Inside the Royal Society of Chemistry, you’ll find this stunning stained-glass window. It’s one of a pair that face each other across the 9’ wide lower landing of the staircase.
The windows are at least 12’ high with deliciously jewel-rich, kaleidoscopic panes that throw scattered, misty, shifting colours across the face of the wall-mounted memorial that is displayed in between them, straight ahead of you as you ascend the stairs.
The memorial has a fascinating but an almost unbearably touching story behind it that I thought you might be interested in.
The war memorial commemorates the names of chemists who died in active service and its heading, "Pro Patria", can't help but conjure up Wilfred Owen's poem Dulce et Decorum Est as you first take it in. But this conjuring becomes even more poignant when you absorb more of the detail of the bronze that sits above the heading.
Sculpted by Ernest Gillick, who also created the cenotaph in Glasgow's George Square, this bronze plaque pays tribute to the remarkable work and sacrifice of Edward Harrison, the chemist who invented the most effective respirator for the WWI gas mask.
Remember these lines from your school days, in Owen's 1917 poem? About the aftermath of a gas attack?
The 'misty panes' were the gas mask's windows, which enabled the wearer to survive but also forced him to bear witness to this most terrible, and most terrifying, of deaths.
Early gas masks were designed initially to reduce the impact of a single gas, chlorine, but, as the war intensified the use of poison gasses, and their variety, increased. In 1914, a Chemist named Edward Harrison and his team were tasked with finding respiratory protection from as many seventy different types of gas!
Research into the chemical filtration that could slow or restrict the permeation of gases took Harrison's team two years and involved working with many noxious substances, as well as self-experimenting - frequently to the point of unconsciousness.
The work was successful: Edward Harrison's gas filter was attached to masks and issued to hundreds of thousands of soldiers in 1916. Poignantly, this was the same year Harrison's own son was killed at the Somme. Harrison’s filtered respirator was an invention that went on to save many thousands of lives but, regrettably, it cost him his own. The work's toxicity and tireless effort saw Harrison dead before he turned 50, just one week before the Armistice in 1918. (I notice that Wilfred Owen died on the very same day, 04 November 1918.)
The inscription to Edward Harrison on the magnificent bronze plate of the war memorial reads:
He gave his last breath, in fact. Humbling and inspiring beyond belief.
Harrison's life story is fascinating and his memorial is one of the most beautiful and affecting things I've ever seen. The light from the windows either side gives the solid bronze of the memorial an ethereal, fleeting animation that heart-stoppingly invokes the ‘misty panes’ line from Owen’s poem - a visceral example of Freud’s ‘uncanny’ that literally caught my breath when it struck me. My breath...
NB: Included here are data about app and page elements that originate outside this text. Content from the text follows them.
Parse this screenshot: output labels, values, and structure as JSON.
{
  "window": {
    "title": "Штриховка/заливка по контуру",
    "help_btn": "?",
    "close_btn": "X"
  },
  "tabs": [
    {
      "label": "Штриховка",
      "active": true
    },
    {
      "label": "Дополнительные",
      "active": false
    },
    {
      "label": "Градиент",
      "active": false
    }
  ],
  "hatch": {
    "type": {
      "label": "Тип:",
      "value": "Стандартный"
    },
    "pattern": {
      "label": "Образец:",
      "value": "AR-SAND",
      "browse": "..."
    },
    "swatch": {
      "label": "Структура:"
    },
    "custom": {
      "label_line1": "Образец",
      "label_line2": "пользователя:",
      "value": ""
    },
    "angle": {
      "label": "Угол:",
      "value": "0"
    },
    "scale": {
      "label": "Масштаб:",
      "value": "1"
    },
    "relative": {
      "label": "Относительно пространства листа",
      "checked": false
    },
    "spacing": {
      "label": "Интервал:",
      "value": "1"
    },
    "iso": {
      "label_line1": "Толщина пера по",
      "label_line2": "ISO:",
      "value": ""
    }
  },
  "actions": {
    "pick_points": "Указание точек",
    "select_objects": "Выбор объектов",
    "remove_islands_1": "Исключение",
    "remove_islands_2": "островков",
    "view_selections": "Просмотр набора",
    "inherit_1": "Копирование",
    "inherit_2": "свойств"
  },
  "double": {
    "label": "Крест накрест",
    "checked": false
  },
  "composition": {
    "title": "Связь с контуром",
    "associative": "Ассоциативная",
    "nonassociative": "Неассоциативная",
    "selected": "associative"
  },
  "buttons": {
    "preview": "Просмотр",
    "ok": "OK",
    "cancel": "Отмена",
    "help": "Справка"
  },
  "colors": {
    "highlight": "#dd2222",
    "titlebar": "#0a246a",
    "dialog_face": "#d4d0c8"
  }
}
I suddenly found myself focusing on my breath and my breathing, unexpectedly conscious of it and self-conscious at the same time; aware of life as I stood and contemplated death, Gillick’s exceptional work on this war memorial delivers a very touching and yet profound way to remember those who were killed in war; to ensure we never forget.
Could there be a better tribute to Edward Harrison’s sacrifice and a reminder of the impact and importance of his life’s work?
Had you heard of Edward Harrison before? What do you think of his story and his memorial? Let me know in the comments below.
If you found this interesting, I would really love it if you’d please help me to commemorate Edward Harrison, especially as it’s 100 years this year since he died, by sharing his story with someone else?
The Tripographer’s notes
Unslumping level? 10/10. Utterly inspiring and guaranteed to unslump you
Would I go again? Yes
Best time to go? Any time the RSC is open. You don’t need to attend an event there to go in and ask to see the memorial
Best for? Remembrance and a beautiful library
Top tip? Go in when it’s sunny for maximum effect.
More about this place
Other posts about this place
A Map Exhibition at the British Library coming soon